**Work to be completed**
Every line below that holds the string "google" should be copied.

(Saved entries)
=== Begin Enclosure ===

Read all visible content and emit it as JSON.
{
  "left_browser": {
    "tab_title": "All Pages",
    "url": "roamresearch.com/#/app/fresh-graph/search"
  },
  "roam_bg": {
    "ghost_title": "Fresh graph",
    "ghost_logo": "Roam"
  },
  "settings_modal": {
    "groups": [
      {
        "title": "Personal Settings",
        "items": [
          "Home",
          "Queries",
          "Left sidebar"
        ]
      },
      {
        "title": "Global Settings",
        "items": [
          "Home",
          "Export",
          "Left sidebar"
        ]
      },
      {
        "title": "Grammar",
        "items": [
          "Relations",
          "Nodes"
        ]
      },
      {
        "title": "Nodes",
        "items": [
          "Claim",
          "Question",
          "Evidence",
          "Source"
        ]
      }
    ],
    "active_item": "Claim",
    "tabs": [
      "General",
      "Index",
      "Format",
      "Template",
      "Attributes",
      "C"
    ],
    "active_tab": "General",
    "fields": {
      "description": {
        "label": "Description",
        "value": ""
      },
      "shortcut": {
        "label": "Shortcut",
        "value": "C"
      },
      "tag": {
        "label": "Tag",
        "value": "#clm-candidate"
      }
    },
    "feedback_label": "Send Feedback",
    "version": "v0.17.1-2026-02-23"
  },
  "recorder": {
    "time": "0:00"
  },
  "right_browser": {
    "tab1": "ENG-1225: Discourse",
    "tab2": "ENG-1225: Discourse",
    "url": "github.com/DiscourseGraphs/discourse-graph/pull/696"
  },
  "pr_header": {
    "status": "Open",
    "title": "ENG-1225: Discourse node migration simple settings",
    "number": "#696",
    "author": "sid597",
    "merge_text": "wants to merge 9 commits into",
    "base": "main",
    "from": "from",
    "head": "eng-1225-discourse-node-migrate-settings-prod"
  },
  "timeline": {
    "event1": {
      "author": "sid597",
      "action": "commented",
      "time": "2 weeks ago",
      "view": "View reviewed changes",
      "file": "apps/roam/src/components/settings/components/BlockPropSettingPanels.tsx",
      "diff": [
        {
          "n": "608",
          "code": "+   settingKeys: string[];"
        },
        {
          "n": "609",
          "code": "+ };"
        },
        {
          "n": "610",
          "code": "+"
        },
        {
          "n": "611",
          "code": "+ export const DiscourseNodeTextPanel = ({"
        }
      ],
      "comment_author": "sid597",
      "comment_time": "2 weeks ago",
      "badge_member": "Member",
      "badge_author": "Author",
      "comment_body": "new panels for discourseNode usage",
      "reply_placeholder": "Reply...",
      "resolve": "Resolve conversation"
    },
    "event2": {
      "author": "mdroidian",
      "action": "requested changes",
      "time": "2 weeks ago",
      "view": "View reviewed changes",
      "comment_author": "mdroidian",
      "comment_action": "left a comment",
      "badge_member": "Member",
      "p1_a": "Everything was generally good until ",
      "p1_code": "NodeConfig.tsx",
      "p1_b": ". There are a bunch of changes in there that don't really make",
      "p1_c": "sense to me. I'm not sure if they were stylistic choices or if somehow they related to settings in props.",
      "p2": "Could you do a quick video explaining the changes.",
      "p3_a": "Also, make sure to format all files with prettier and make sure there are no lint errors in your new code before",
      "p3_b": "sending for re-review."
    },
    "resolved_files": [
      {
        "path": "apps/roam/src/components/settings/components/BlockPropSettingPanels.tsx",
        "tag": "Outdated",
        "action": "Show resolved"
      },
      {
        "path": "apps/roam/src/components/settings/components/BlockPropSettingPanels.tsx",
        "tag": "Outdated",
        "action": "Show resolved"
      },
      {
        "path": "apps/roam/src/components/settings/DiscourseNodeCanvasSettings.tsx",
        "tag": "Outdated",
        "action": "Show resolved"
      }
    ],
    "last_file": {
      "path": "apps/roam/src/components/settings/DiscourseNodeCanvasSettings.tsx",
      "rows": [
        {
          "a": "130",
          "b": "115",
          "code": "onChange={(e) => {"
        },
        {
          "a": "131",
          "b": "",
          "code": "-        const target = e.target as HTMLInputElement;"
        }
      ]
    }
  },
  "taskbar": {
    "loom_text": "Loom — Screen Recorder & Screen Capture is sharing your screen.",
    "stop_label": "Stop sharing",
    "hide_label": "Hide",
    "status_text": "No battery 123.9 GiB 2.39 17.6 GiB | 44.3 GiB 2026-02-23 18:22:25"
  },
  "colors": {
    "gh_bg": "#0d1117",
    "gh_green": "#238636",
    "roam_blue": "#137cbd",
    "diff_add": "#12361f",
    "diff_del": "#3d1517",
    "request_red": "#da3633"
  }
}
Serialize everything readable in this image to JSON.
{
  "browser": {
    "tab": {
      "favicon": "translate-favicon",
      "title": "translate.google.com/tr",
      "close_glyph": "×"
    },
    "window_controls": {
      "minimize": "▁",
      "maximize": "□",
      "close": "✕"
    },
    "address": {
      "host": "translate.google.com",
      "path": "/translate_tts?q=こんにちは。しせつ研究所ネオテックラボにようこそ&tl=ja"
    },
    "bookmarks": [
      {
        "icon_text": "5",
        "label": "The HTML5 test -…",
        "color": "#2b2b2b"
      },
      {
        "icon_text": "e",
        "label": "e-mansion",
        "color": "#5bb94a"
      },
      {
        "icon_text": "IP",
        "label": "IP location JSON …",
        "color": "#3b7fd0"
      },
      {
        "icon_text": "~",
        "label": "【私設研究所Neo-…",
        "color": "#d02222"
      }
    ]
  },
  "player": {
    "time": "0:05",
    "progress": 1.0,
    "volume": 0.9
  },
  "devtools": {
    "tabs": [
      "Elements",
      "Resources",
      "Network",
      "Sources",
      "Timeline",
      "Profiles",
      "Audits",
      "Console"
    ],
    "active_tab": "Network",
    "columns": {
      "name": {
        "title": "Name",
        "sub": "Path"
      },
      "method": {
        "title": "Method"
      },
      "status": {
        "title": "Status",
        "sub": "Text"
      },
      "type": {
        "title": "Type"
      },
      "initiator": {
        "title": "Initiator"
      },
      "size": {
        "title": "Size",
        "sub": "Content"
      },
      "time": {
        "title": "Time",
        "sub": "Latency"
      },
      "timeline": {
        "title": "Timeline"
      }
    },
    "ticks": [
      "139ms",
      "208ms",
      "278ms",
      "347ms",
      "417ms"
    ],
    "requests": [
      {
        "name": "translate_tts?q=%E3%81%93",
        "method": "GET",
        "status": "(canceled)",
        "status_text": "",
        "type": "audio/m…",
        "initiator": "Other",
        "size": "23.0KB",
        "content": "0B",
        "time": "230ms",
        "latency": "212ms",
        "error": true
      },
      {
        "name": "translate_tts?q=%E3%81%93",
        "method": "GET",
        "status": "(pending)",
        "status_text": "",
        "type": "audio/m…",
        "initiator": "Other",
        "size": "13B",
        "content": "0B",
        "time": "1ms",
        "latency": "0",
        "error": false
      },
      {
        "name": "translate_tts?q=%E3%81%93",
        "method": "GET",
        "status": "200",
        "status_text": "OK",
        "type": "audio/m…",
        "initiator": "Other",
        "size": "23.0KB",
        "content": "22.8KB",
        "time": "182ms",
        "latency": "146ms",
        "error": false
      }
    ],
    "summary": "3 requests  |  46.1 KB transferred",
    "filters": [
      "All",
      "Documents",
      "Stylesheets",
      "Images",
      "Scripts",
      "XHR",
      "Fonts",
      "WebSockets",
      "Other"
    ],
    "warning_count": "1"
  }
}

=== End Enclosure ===

**Task answer**
      "title": "translate.google.com/tr",
      "host": "translate.google.com",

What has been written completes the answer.